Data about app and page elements
########################################

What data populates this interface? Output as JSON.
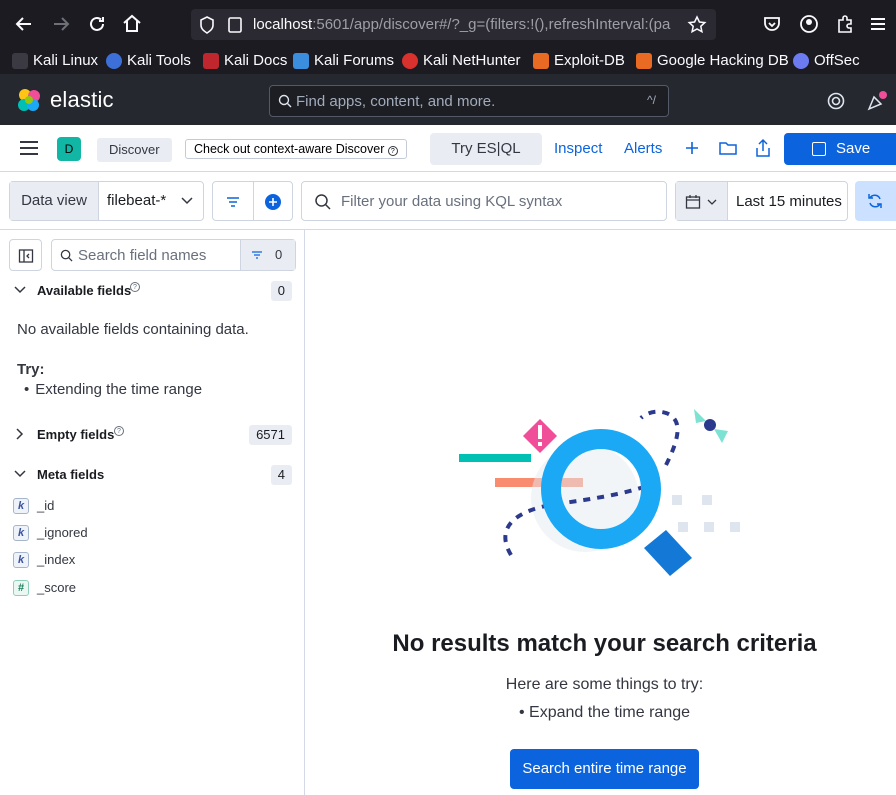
{
  "browser": {
    "url_host": "localhost",
    "url_rest": ":5601/app/discover#/?_g=(filters:!(),refreshInterval:(pa",
    "bookmarks": [
      "Kali Linux",
      "Kali Tools",
      "Kali Docs",
      "Kali Forums",
      "Kali NetHunter",
      "Exploit-DB",
      "Google Hacking DB",
      "OffSec"
    ]
  },
  "header": {
    "logo_text": "elastic",
    "search_placeholder": "Find apps, content, and more.",
    "search_shortcut": "^/"
  },
  "appbar": {
    "space_initial": "D",
    "breadcrumb": "Discover",
    "context_badge": "Check out context-aware Discover",
    "try_esql": "Try ES|QL",
    "inspect": "Inspect",
    "alerts": "Alerts",
    "save": "Save"
  },
  "querybar": {
    "data_view_label": "Data view",
    "data_view_value": "filebeat-*",
    "kql_placeholder": "Filter your data using KQL syntax",
    "time_range": "Last 15 minutes"
  },
  "sidebar": {
    "search_placeholder": "Search field names",
    "filter_count": "0",
    "available": {
      "title": "Available fields",
      "count": "0"
    },
    "no_fields_msg": "No available fields containing data.",
    "try_label": "Try:",
    "try_item": "Extending the time range",
    "empty": {
      "title": "Empty fields",
      "count": "6571"
    },
    "meta": {
      "title": "Meta fields",
      "count": "4"
    },
    "meta_fields": [
      {
        "type": "k",
        "name": "_id"
      },
      {
        "type": "k",
        "name": "_ignored"
      },
      {
        "type": "k",
        "name": "_index"
      },
      {
        "type": "#",
        "name": "_score"
      }
    ]
  },
  "main": {
    "title": "No results match your search criteria",
    "subtitle": "Here are some things to try:",
    "suggestion": "• Expand the time range",
    "button": "Search entire time range"
  },
  "colors": {
    "primary": "#0b64dd",
    "header_bg": "#25282f",
    "browser_bg": "#1c1b22"
  }
}
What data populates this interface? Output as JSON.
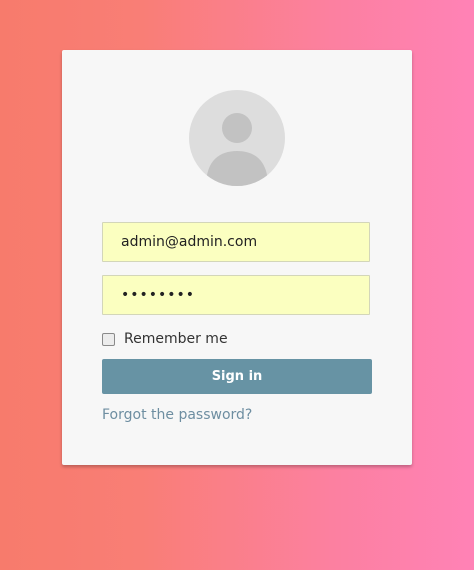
{
  "colors": {
    "background_left": "#f77b6c",
    "background_right": "#ff82b6",
    "card": "#f7f7f7",
    "input_fill": "#fbffc0",
    "button": "#6793a4",
    "link": "#6e8ea1"
  },
  "avatar": {
    "icon": "user-silhouette-icon"
  },
  "form": {
    "email_value": "admin@admin.com",
    "password_mask": "••••••••",
    "remember_label": "Remember me",
    "remember_checked": false,
    "signin_label": "Sign in",
    "forgot_label": "Forgot the password?"
  }
}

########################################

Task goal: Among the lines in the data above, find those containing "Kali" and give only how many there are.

Response for this exercise: 5